The values gap is not evident only among Evangelical Christians. It is endemic to American society. Too often, children are left to raise themselves with no authoritative guidance from their parents. It is safe to say that an ethical culture worthy of the noblest aspects of our country and its history has not been consciously and systematically passed down to many members of my generation, Christian or not. A rabbi lamented to me recently that young Jewish adults in the United States are neither attending synagogues, nor learning Hebrew, nor studying Jewish history, and consequently lack the most basic appreciation of their Jewish heritage – to the point that they may lose that heritage altogether. Two Jewish acquaintances of mine, the Israel Fellow (a young Israeli sent to the US to help dispense Israel education) at a particular university, and the executive director of the university’s Hillel house, have independently seconded that grim assessment.
I do not pretend to speak for the Jewish community at all, but it seems to me that American Christians and American Jews are facing similar generational conundra. Increasingly, entertainment outlets and social media are commanding the attention of millennials, and not the values that their elders, for whatever reasons, failed to instill.
Suffice it to say that most college and university students are going to school with no real attachment to or antipathy toward Israel.

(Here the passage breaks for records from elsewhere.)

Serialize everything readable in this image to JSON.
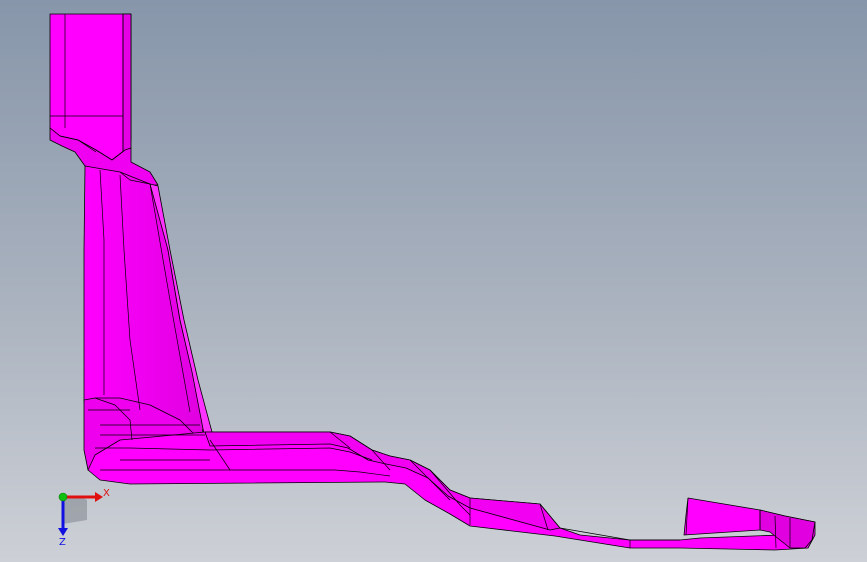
{
  "viewport": {
    "background_top": "#8796aa",
    "background_bottom": "#cdd0d6"
  },
  "model": {
    "name": "sheet-metal-part",
    "face_color": "#ff00ff",
    "shade_color": "#d600d6",
    "edge_color": "#000000"
  },
  "triad": {
    "x_label": "X",
    "z_label": "Z",
    "x_color": "#e01010",
    "y_color": "#10c010",
    "z_color": "#1010e0"
  }
}
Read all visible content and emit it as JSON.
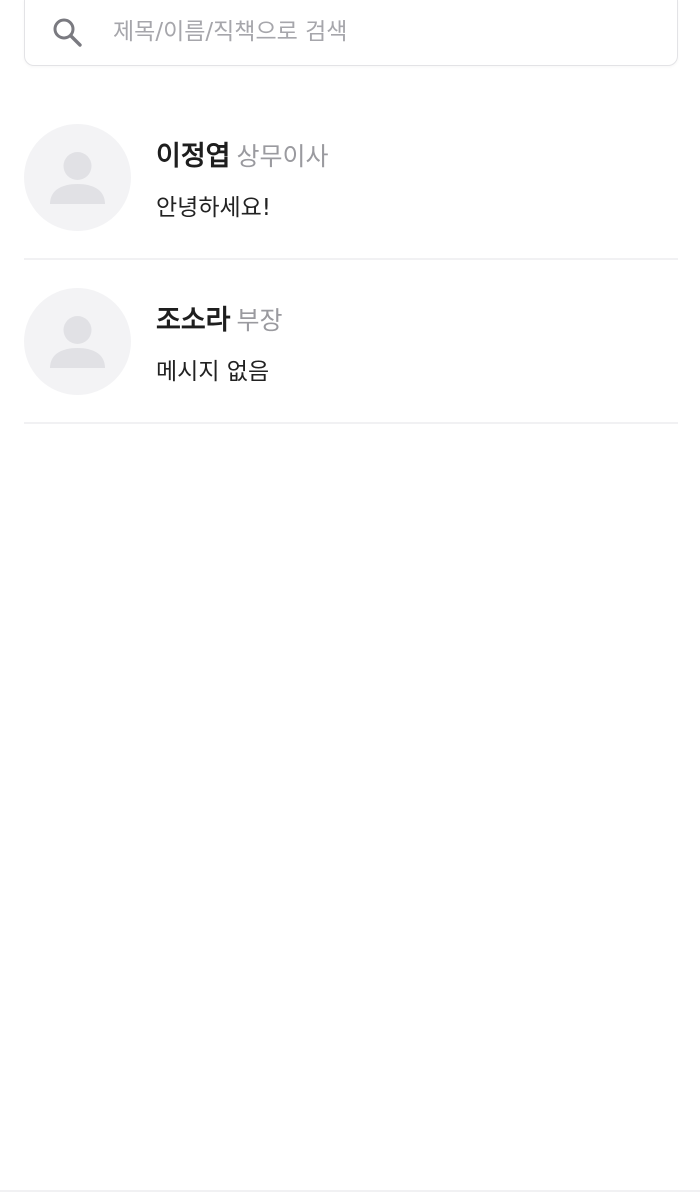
{
  "search": {
    "placeholder": "제목/이름/직책으로 검색",
    "value": ""
  },
  "contacts": [
    {
      "name": "이정엽",
      "title": "상무이사",
      "message": "안녕하세요!"
    },
    {
      "name": "조소라",
      "title": "부장",
      "message": "메시지 없음"
    }
  ],
  "colors": {
    "placeholder": "#a6a6ab",
    "title_gray": "#9a9a9f",
    "avatar_bg": "#f3f3f5",
    "avatar_fg": "#e1e1e5",
    "divider": "#f1f1f3"
  }
}
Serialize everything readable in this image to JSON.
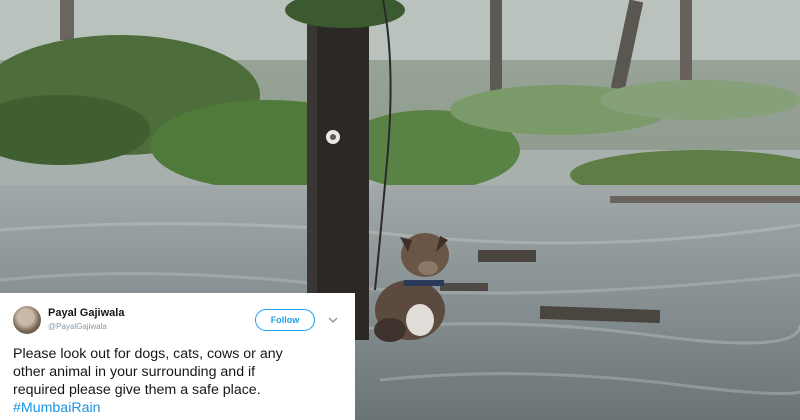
{
  "tweet": {
    "display_name": "Payal Gajiwala",
    "handle": "@PayalGajiwala",
    "follow_label": "Follow",
    "text": "Please look out for dogs, cats, cows or any\nother animal in your surrounding and if\nrequired please give them a safe place.",
    "hashtag": "#MumbaiRain"
  },
  "colors": {
    "link_blue": "#1da1f2",
    "hashtag_blue": "#1b95e0",
    "floodwater": "#8e989a",
    "vegetation": "#4f7a3a"
  },
  "icons": {
    "more": "chevron-down-icon",
    "avatar": "avatar"
  }
}
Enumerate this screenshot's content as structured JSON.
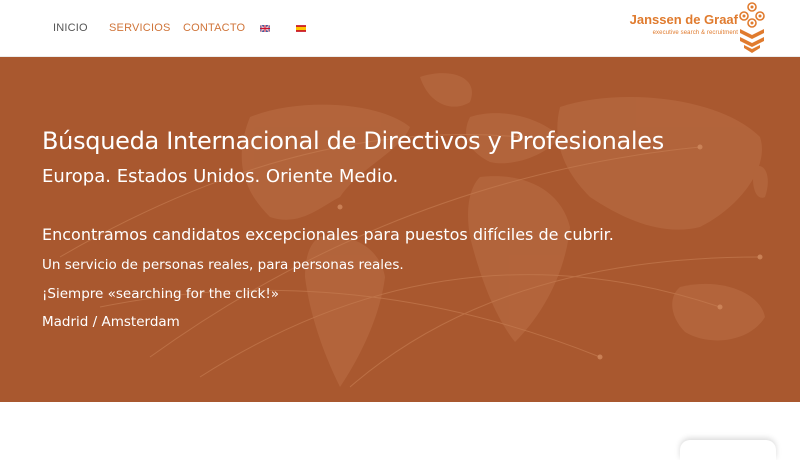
{
  "nav": {
    "items": [
      {
        "label": "INICIO",
        "color": "#555555"
      },
      {
        "label": "SERVICIOS",
        "color": "#d0753a"
      },
      {
        "label": "CONTACTO",
        "color": "#d0753a"
      }
    ],
    "languages": [
      "english-flag-icon",
      "spanish-flag-icon"
    ]
  },
  "logo": {
    "name": "Janssen de Graaf",
    "tagline": "executive search & recruitment",
    "color": "#e07b2e"
  },
  "hero": {
    "background": "#a9582f",
    "title": "Búsqueda Internacional de Directivos y Profesionales",
    "subtitle": "Europa. Estados Unidos. Oriente Medio.",
    "lead": "Encontramos candidatos excepcionales para puestos difíciles de cubrir.",
    "line1": "Un servicio de personas reales, para personas reales.",
    "line2": "¡Siempre «searching for the click!»",
    "line3": "Madrid / Amsterdam"
  }
}
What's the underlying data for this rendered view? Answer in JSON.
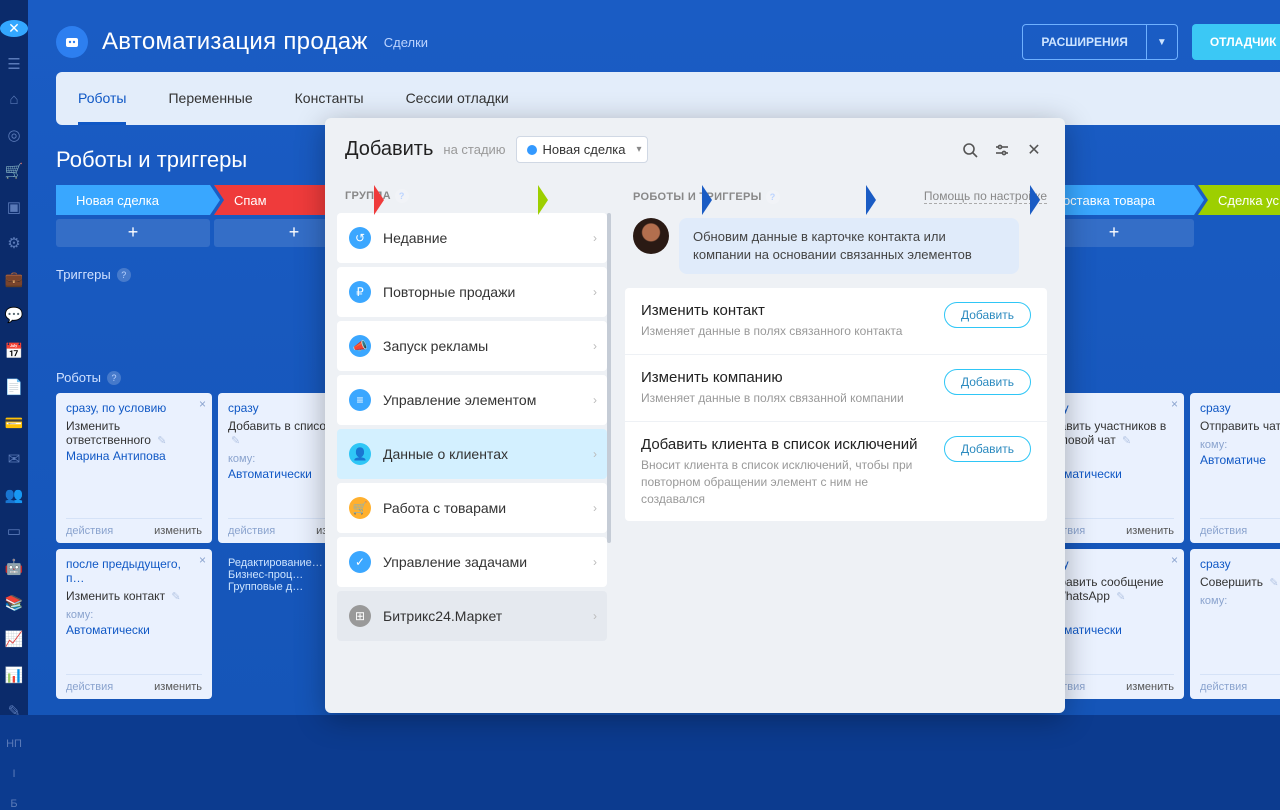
{
  "sidebar": {
    "letters": [
      "НП",
      "I",
      "Б"
    ]
  },
  "header": {
    "title": "Автоматизация продаж",
    "subtitle": "Сделки",
    "extensions": "РАСШИРЕНИЯ",
    "debugger": "ОТЛАДЧИК РОБОТОВ"
  },
  "tabs": [
    "Роботы",
    "Переменные",
    "Константы",
    "Сессии отладки"
  ],
  "section": {
    "title": "Роботы и триггеры"
  },
  "triggers_label": "Триггеры",
  "robots_label": "Роботы",
  "stages": [
    {
      "name": "Новая сделка",
      "color": "#39a7ff"
    },
    {
      "name": "Спам",
      "color": "#ef3b3b"
    },
    {
      "name": "",
      "color": "#9dcf00"
    },
    {
      "name": "",
      "color": "#1a5cc4"
    },
    {
      "name": "",
      "color": "#1a5cc4"
    },
    {
      "name": "",
      "color": "#1a5cc4"
    },
    {
      "name": "Доставка товара",
      "color": "#39a7ff"
    },
    {
      "name": "Сделка ус",
      "color": "#9dcf00"
    }
  ],
  "stage_plus": "+",
  "cards": {
    "row1": [
      {
        "when": "сразу, по условию",
        "name": "Изменить ответственного",
        "to_val": "Марина Антипова",
        "to_lbl": ""
      },
      {
        "when": "сразу",
        "name": "Добавить в список ис…",
        "to_lbl": "кому:",
        "to_val": "Автоматически"
      },
      {
        "blank": true
      },
      {
        "blank": true
      },
      {
        "blank": true
      },
      {
        "blank": true
      },
      {
        "when": "сразу",
        "name": "Добавить участников в групповой чат",
        "to_lbl": "кому:",
        "to_val": "Автоматически"
      },
      {
        "when": "сразу",
        "name": "Отправить чат",
        "to_lbl": "кому:",
        "to_val": "Автоматиче"
      }
    ],
    "row2": [
      {
        "when": "после предыдущего, п…",
        "name": "Изменить контакт",
        "to_lbl": "кому:",
        "to_val": "Автоматически"
      },
      {
        "alt": true,
        "lines": [
          "Редактирование…",
          "Бизнес-проц…",
          "",
          "Групповые д…"
        ]
      },
      {
        "blank": true
      },
      {
        "blank": true
      },
      {
        "blank": true
      },
      {
        "blank": true
      },
      {
        "when": "сразу",
        "name": "Отправить сообщение по WhatsApp",
        "to_lbl": "кому:",
        "to_val": "Автоматически"
      },
      {
        "when": "сразу",
        "name": "Совершить",
        "to_lbl": "кому:",
        "to_val": ""
      }
    ],
    "actions_lbl": "действия",
    "edit_lbl": "изменить"
  },
  "modal": {
    "title": "Добавить",
    "stage_lbl": "на стадию",
    "stage_val": "Новая сделка",
    "left_head": "ГРУППА",
    "groups": [
      {
        "icon": "↺",
        "bg": "#3ba7ff",
        "label": "Недавние"
      },
      {
        "icon": "₽",
        "bg": "#3ba7ff",
        "label": "Повторные продажи"
      },
      {
        "icon": "📣",
        "bg": "#3ba7ff",
        "label": "Запуск рекламы"
      },
      {
        "icon": "≡",
        "bg": "#3ba7ff",
        "label": "Управление элементом"
      },
      {
        "icon": "👤",
        "bg": "#2fc6f6",
        "label": "Данные о клиентах",
        "active": true
      },
      {
        "icon": "🛒",
        "bg": "#ffb02e",
        "label": "Работа с товарами"
      },
      {
        "icon": "✓",
        "bg": "#3ba7ff",
        "label": "Управление задачами"
      },
      {
        "icon": "⊞",
        "bg": "#999",
        "label": "Битрикс24.Маркет",
        "market": true
      }
    ],
    "right_head": "РОБОТЫ И ТРИГГЕРЫ",
    "help_link": "Помощь по настройке",
    "bubble": "Обновим данные в карточке контакта или компании на основании связанных элементов",
    "actions": [
      {
        "title": "Изменить контакт",
        "desc": "Изменяет данные в полях связанного контакта"
      },
      {
        "title": "Изменить компанию",
        "desc": "Изменяет данные в полях связанной компании"
      },
      {
        "title": "Добавить клиента в список исключений",
        "desc": "Вносит клиента в список исключений, чтобы при повторном обращении элемент с ним не создавался"
      }
    ],
    "add_btn": "Добавить"
  }
}
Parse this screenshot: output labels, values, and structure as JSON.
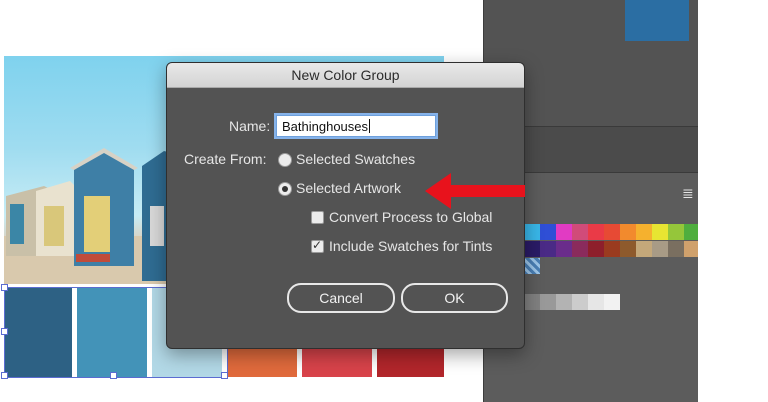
{
  "dialog": {
    "title": "New Color Group",
    "name_label": "Name:",
    "name_value": "Bathinghouses",
    "create_from_label": "Create From:",
    "options": {
      "selected_swatches": "Selected Swatches",
      "selected_artwork": "Selected Artwork",
      "selected": "selected_artwork"
    },
    "checkboxes": {
      "convert_process_to_global": {
        "label": "Convert Process to Global",
        "checked": false
      },
      "include_swatches_for_tints": {
        "label": "Include Swatches for Tints",
        "checked": true
      }
    },
    "buttons": {
      "cancel": "Cancel",
      "ok": "OK"
    }
  },
  "colors": {
    "dialog_bg": "#535353",
    "panel_bg": "#5c5c5c",
    "annotation_arrow": "#e8121c",
    "artwork_swatches": [
      "#2d6184",
      "#4393b8",
      "#b2d8e6",
      "#e06a3c",
      "#d8434a",
      "#b2262b"
    ],
    "panel_swatch_row1": [
      "#39b6e8",
      "#2f4fd6",
      "#e13bc3",
      "#d14b79",
      "#ea3a47",
      "#e74a34",
      "#f28a2d",
      "#f5b12e",
      "#e7e532",
      "#95c63a"
    ],
    "panel_swatch_row2": [
      "#2a1b66",
      "#4a2a86",
      "#6a2c8b",
      "#8a2b5c",
      "#8e1f2b",
      "#9a3b1f",
      "#8e5a2c",
      "#c4a87a",
      "#a89b86",
      "#7a6f60",
      "#d0a16c"
    ],
    "panel_gray_swatches": [
      "#808080",
      "#999999",
      "#b3b3b3",
      "#cccccc",
      "#e6e6e6",
      "#f2f2f2"
    ]
  },
  "icons": [
    "panel-menu-icon",
    "pattern-swatch-icon",
    "red-arrow-annotation"
  ]
}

My experience tells me they have no preconceived notions whatsoever. Students are not “turning away” from Evangelical values regarding Israel or any other subject. Most students do not know or harbor these values to begin with. When I worked for CUFI, my colleagues and I would base our efforts on the assumption that, to quote our operational refrain, “students are a blank slate, and whoever reaches them first wins the prize.” The battle for Israel on US colleges and universities is about who gets there first.
The campus division of Christians United For Israel proves this point. The very small staff of activists who form part of this division have catalyzed and experienced the tremendous growth of CUFI chapters in college and university campuses within a very short period of time.
New recruits have come from the ranks of the young population here discussed. Yes, the future may be shaky in the sense that the future growth of Christian support for Israel in the United States is by no means guaranteed, but all is not lost, not by a long shot.
CUFI took upon itself to fill the “values gap” among Evangelical Christians as concerns the State of Israel. Support for Israel is a core ethical-political value in America, one that the supporters have too often failed to instill in younger generations. Grassroots education is thus CUFI’s main agenda. I know from personal experience that CUFI is changing young minds. CUFI is not reminding many young Christians of the story of Israel as much as it is telling them the story of Israel for the first time. In that sense, CUFI is preserving a relationship between two societies that is based on moral and political traditions that run very deep.
The author is the former western region campus organizer for Christians United For Israel. He studied Near Eastern Studies at the University of Arizona.Special Thanks to Dr. David Graizbord.